Writer: Stan Sakai
Director: Amy Draper
Composer: Joji Hirota
Reviewer: Cavelle Leigh
Usagi Yojimbo sells itself as the alternative Christmas family show, set in 17thcentury Japan. Contrary to a fat and jolly Santa shimmying down chimneys bearing gifts for young children, it tells the tale of mean, lean fighting machine Usagi Yojimbo, keen to follow in his late fathers footsteps by becoming the ultimate samurai warrior. It is based on an internationally acclaimed comic book series by Stan Sakai), very popular among its loyal and somewhat niche following.

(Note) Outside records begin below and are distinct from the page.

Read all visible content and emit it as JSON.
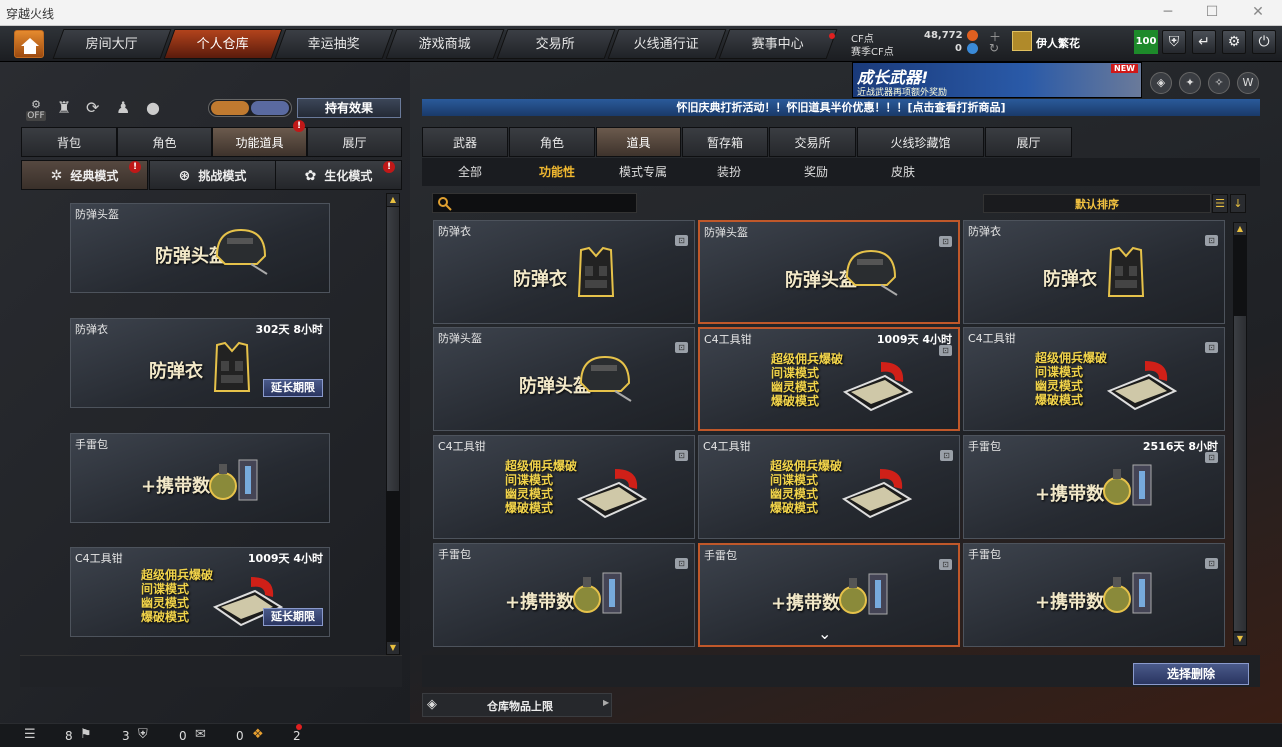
{
  "window": {
    "title": "穿越火线"
  },
  "nav": {
    "tabs": [
      "房间大厅",
      "个人仓库",
      "幸运抽奖",
      "游戏商城",
      "交易所",
      "火线通行证",
      "赛事中心"
    ],
    "active": "个人仓库",
    "cf_label": "CF点",
    "cf_value": "48,772",
    "season_cf_label": "赛季CF点",
    "season_cf_value": "0",
    "username": "伊人繁花",
    "level": "100"
  },
  "banner": {
    "title": "成长武器!",
    "subtitle": "近战武器再项额外奖励",
    "badge": "NEW"
  },
  "left": {
    "icon_off": "OFF",
    "effect_button": "持有效果",
    "tabs": [
      "背包",
      "角色",
      "功能道具",
      "展厅"
    ],
    "active_tab": "功能道具",
    "modes": [
      "经典模式",
      "挑战模式",
      "生化模式"
    ],
    "active_mode": "经典模式",
    "items": [
      {
        "name": "防弹头盔",
        "duration": "",
        "big": "防弹头盔",
        "extend": ""
      },
      {
        "name": "防弹衣",
        "duration": "302天 8小时",
        "big": "防弹衣",
        "extend": "延长期限"
      },
      {
        "name": "手雷包",
        "duration": "",
        "big": "+携带数",
        "extend": ""
      },
      {
        "name": "C4工具钳",
        "duration": "1009天 4小时",
        "modes": [
          "超级佣兵爆破",
          "间谍模式",
          "幽灵模式",
          "爆破模式"
        ],
        "extend": "延长期限"
      }
    ]
  },
  "right": {
    "notice": "怀旧庆典打折活动！！怀旧道具半价优惠！！！[点击查看打折商品]",
    "tabs": [
      "武器",
      "角色",
      "道具",
      "暂存箱",
      "交易所",
      "火线珍藏馆",
      "展厅"
    ],
    "active_tab": "道具",
    "subtabs": [
      "全部",
      "功能性",
      "模式专属",
      "装扮",
      "奖励",
      "皮肤"
    ],
    "active_subtab": "功能性",
    "search_placeholder": "",
    "sort_label": "默认排序",
    "items": [
      {
        "name": "防弹衣",
        "duration": "",
        "big": "防弹衣"
      },
      {
        "name": "防弹头盔",
        "duration": "",
        "big": "防弹头盔"
      },
      {
        "name": "防弹衣",
        "duration": "",
        "big": "防弹衣"
      },
      {
        "name": "防弹头盔",
        "duration": "",
        "big": "防弹头盔"
      },
      {
        "name": "C4工具钳",
        "duration": "1009天 4小时",
        "modes": [
          "超级佣兵爆破",
          "间谍模式",
          "幽灵模式",
          "爆破模式"
        ]
      },
      {
        "name": "C4工具钳",
        "duration": "",
        "modes": [
          "超级佣兵爆破",
          "间谍模式",
          "幽灵模式",
          "爆破模式"
        ]
      },
      {
        "name": "C4工具钳",
        "duration": "",
        "modes": [
          "超级佣兵爆破",
          "间谍模式",
          "幽灵模式",
          "爆破模式"
        ]
      },
      {
        "name": "C4工具钳",
        "duration": "",
        "modes": [
          "超级佣兵爆破",
          "间谍模式",
          "幽灵模式",
          "爆破模式"
        ]
      },
      {
        "name": "手雷包",
        "duration": "2516天 8小时",
        "big": "+携带数"
      },
      {
        "name": "手雷包",
        "duration": "",
        "big": "+携带数"
      },
      {
        "name": "手雷包",
        "duration": "",
        "big": "+携带数"
      },
      {
        "name": "手雷包",
        "duration": "",
        "big": "+携带数"
      }
    ],
    "select_delete": "选择删除",
    "warehouse_limit": "仓库物品上限"
  },
  "statusbar": {
    "bag_count": "8",
    "shield_count": "3",
    "chat_count": "0",
    "gift_count": "0",
    "notify_count": "2"
  }
}
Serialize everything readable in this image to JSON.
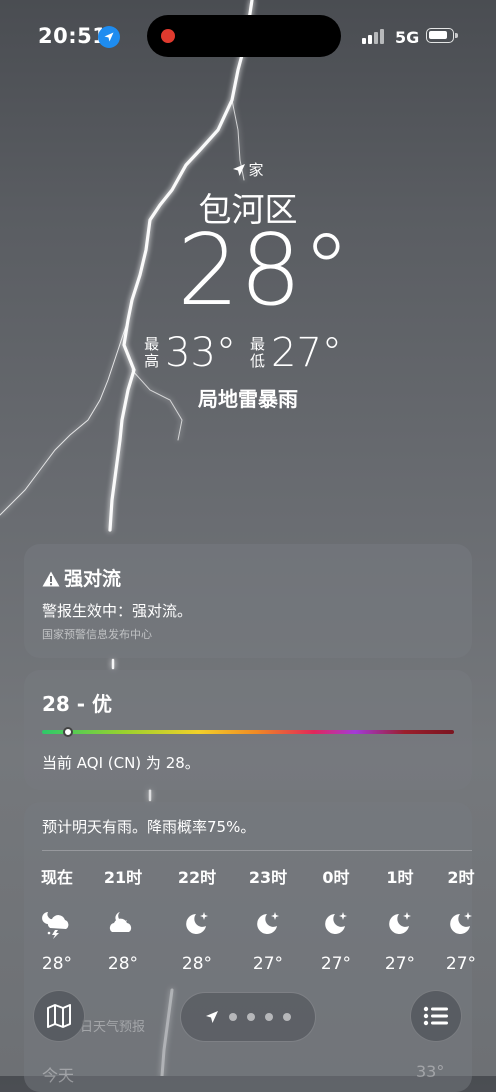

From his humble roots, Usagi (Jonathan Raggett) who one may have neglected to mention is a rabbit, goes on to become a protégé to the older though not necessarily wiser Sensai (Dai Tabuchi). Not so much his mentee as his slave, Usagi comes to resent his master, so much so that one day, despite himself, he defeats him in battle.
We see Usagi and his childhood friends Mariko (Haruka Kuroda) and Kenichi (Siu Hun Li) as they evolve from playmates to playdates, from friends to foes. Anime is appreciated because unlike much 2-D animation, it isn’t afraid of addressing adult themes, nor consequently does it wrap children in cotton-wool for longer than it perhaps should. It is admirable and desirable to protect a child’s innocence but not for so long that they can no longer deal with the too often harsh realities of life. However perhaps it is a little lenient to classify this somewhat violent production, its Samurai theme in particular, as suitable for ages 7+.
One assumed with a running time of 90 minutes, it would have a half way interval. Perhaps because of its young audience it didn’t, because once they stopped paying attention, they wouldn’t return. After all it was overly script heavy and visually mediocre for a show expected to sustain an entire family for an hour and a halfwithout a respite.
For those children with the attention span to see it through, some longer than the adults, a fable emerged. It showed that old friendships die hard, and that for some, more than accolade or glory, they really are worth fighting for. The story, and the moral to be garnered from it, is worth its salt but certainly a much shorter running time and more varied visuals are necessary. To its credit, the music was authentic and non-obtrusive composed by Joji Hirota, a native of Japan.
Challenging it must have been to adapt such a comic book for the stage, but bravely the creative team gave it a shot. However, it may have been better executed outside of the festive season, with an older target audience, shorter running time and much more enticing set and costume design.
Runs until 4thJanuary 2015